Patagonia has generously donated a Black Hole bag and a backpack to be awarded to two writers of the most compelling essays, and the essays themselves (with the authors’ permission) will be posted to the Griz Read webpage. Winners will also join a dinner with Cheryl Strayed on October 15.
The Oscar-nominated movie adaptation of Wild stars Reese Witherspoon as Cheryl and Laura Dern as Cheryl's mother, Bobbi. The film was directed by Jean-Marc Vallée, with a screenplay by Nick Hornby. Tiny Beautiful Things was adapted for the stage by Nia Vardalos, who also starred in the role of Sugar/Cheryl. The play was directed by Thomas Kail and debuted at The Public Theater in New York City in a sold-out run in 2016.
Strayed's essays have been published in The Best American Essays, the New York Times, the Washington Post Magazine, Vogue, Salon, The Sun, Tin House, The New York Times Book Review, and elsewhere. Strayed is the co-host of the New York Times/WBUR podcast Dear Sugars, which originated with her popular Dear Sugar advice column on The Rumpus, and she's the co-author of The Sweet Spot advice column in the New York Times Thursday Styles section. Strayed holds an MFA in fiction writing from Syracuse University and a bachelor’s degree from the University of Minnesota. She lives in Portland, Oregon with her family.
Wild is "uplifting, but not in the way of many memoirs, where the uplift makes you feel that you’re committing mental suicide. This book is as loose and sexy and dark as an early Lucinda Williams song. It’s got a punk spirit and makes an earthy and American sound." Dwight Garner, New York Times.
"Big-hearted, keen-eyed, lyrical, precise...Cheryl Strayed reminds us in every line that if defeat and despair are part of human experience, so are kindness, patience, and transcendence."
"Cheryl Strayed is a courageous, gritty, and deceptively elegant writer."
"Cheryl Strayed needed to be alone in the vast American outdoors, but she also needed to tell us about it. The film adaptation of her book — itself already a classic of wilderness writing and modern feminism — provides another reason to be grateful that she did." A.O. Scott, New York Times
"Strayed gives the impression of tapping raw emotion while at the same time exerting tremendous authorial control. Her carefully honed sentences are as sharp as knives."

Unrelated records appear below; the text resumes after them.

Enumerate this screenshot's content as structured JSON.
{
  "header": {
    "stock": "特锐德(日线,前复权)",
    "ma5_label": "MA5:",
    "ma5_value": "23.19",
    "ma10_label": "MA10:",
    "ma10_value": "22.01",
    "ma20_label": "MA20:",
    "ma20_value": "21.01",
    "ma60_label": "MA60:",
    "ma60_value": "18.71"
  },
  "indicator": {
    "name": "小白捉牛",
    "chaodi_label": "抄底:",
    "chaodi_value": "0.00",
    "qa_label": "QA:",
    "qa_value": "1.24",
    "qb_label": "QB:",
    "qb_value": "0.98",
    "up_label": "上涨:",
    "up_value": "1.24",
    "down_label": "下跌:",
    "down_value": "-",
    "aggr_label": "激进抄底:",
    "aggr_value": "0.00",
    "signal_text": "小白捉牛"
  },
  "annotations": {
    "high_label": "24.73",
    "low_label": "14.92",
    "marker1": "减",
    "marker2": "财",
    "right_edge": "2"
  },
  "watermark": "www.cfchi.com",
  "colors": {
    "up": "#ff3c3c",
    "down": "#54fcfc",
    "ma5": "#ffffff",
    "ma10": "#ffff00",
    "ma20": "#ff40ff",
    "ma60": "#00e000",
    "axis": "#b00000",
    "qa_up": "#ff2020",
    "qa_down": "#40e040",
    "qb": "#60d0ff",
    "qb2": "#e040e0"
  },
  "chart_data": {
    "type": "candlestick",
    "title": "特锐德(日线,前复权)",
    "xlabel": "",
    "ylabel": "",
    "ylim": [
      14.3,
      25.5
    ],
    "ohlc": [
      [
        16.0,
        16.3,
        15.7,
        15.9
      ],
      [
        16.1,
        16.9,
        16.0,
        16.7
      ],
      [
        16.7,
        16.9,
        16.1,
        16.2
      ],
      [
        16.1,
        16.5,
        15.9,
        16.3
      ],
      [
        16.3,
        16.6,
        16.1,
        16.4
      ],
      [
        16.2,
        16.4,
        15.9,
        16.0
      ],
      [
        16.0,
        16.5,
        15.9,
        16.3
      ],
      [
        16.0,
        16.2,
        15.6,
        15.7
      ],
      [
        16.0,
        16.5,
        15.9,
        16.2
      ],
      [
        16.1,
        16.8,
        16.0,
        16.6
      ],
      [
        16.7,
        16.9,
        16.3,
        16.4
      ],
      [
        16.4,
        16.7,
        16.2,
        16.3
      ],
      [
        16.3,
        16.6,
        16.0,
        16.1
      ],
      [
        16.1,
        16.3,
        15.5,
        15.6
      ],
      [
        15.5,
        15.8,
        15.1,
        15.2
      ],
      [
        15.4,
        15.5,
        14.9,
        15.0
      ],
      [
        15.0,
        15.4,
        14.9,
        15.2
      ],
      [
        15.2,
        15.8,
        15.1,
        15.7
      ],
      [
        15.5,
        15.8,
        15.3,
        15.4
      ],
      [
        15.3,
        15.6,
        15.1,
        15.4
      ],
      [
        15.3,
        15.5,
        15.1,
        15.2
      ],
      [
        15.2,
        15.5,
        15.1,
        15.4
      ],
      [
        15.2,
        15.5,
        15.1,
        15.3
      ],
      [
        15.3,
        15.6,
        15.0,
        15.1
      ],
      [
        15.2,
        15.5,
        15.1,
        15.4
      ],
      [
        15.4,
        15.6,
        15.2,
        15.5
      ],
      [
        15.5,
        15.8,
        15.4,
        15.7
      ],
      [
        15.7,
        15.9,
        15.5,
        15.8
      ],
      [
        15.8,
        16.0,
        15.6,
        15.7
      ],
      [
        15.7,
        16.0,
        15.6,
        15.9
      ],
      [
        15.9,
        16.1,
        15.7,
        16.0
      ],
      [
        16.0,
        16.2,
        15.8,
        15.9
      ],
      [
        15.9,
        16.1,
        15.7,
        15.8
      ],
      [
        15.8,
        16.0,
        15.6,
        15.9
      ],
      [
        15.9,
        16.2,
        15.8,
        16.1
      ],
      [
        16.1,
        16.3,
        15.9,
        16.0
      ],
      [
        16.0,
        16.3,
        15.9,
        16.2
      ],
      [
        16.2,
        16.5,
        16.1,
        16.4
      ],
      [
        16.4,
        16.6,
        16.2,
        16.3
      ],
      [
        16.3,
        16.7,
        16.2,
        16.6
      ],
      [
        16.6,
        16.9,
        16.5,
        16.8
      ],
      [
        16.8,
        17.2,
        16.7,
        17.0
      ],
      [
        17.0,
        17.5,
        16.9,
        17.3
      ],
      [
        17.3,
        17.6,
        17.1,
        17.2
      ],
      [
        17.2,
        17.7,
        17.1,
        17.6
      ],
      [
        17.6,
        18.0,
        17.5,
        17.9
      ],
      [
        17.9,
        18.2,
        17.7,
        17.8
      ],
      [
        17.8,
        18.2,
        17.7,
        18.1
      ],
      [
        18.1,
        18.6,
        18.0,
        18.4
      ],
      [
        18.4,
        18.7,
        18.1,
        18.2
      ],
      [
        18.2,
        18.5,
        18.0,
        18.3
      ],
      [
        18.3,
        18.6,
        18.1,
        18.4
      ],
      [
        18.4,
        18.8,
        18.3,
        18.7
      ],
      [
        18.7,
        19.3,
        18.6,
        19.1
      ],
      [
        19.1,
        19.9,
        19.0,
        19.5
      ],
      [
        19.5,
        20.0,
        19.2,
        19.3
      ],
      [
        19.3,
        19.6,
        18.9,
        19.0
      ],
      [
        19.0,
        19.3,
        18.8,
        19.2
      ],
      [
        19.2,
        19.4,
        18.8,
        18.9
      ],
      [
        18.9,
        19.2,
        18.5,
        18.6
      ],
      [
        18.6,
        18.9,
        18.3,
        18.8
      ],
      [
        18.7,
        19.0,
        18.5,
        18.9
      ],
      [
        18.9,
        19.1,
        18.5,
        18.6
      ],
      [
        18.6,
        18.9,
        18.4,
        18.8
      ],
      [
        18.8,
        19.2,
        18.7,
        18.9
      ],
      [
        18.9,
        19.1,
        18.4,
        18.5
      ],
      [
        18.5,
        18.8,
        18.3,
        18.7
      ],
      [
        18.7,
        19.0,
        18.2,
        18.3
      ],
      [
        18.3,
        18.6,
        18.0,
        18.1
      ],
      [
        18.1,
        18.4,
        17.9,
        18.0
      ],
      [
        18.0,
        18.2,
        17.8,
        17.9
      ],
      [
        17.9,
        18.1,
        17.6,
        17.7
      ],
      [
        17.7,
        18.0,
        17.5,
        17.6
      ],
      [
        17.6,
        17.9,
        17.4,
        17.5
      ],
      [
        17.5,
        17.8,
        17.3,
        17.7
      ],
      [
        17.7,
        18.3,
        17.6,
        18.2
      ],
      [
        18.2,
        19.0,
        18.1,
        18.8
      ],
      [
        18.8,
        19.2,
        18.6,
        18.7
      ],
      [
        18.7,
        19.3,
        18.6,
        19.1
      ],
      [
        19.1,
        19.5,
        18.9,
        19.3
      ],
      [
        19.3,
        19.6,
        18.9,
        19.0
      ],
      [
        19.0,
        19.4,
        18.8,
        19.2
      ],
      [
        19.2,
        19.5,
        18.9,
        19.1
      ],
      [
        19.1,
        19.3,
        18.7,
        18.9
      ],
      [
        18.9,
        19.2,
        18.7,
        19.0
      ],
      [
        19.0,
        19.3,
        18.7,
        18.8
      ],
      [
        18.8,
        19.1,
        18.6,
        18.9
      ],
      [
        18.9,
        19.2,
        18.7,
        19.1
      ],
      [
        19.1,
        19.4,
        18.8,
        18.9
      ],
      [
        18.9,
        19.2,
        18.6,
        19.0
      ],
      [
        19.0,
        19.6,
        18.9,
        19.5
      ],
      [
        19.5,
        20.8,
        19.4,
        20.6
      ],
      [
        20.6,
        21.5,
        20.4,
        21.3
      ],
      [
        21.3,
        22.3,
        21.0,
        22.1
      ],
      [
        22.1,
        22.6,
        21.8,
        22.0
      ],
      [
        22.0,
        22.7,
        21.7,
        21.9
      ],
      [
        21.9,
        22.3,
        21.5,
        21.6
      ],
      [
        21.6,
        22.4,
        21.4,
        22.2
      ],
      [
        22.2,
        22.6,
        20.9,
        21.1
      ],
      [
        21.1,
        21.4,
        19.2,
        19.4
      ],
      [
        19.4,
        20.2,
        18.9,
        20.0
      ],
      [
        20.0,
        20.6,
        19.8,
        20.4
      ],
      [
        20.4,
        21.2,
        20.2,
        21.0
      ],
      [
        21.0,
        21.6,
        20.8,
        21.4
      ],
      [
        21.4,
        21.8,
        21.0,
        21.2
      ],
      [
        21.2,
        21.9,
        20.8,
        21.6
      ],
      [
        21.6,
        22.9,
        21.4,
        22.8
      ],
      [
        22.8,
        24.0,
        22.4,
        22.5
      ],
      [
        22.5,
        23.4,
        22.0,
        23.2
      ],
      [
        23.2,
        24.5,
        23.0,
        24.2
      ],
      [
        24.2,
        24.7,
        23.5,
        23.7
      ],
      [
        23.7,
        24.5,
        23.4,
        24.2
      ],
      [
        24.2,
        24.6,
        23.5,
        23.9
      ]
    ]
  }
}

"In language that's lyrical and haunting, Cheryl Strayed writes about bliss and loss, about the kind of grace that startles and transforms us in ordinary moments."
"No one can write like Cheryl Strayed."
[Wild is] "spectacular... at once a breathtaking adventure tale and a profound meditation on the nature of grief and survival, ... both a literary and human triumph." Dani Shapiro, New York Times Book Review
"Strayed writes fierce truths about how we live, with compassion, humor and uncanny precision. We need her."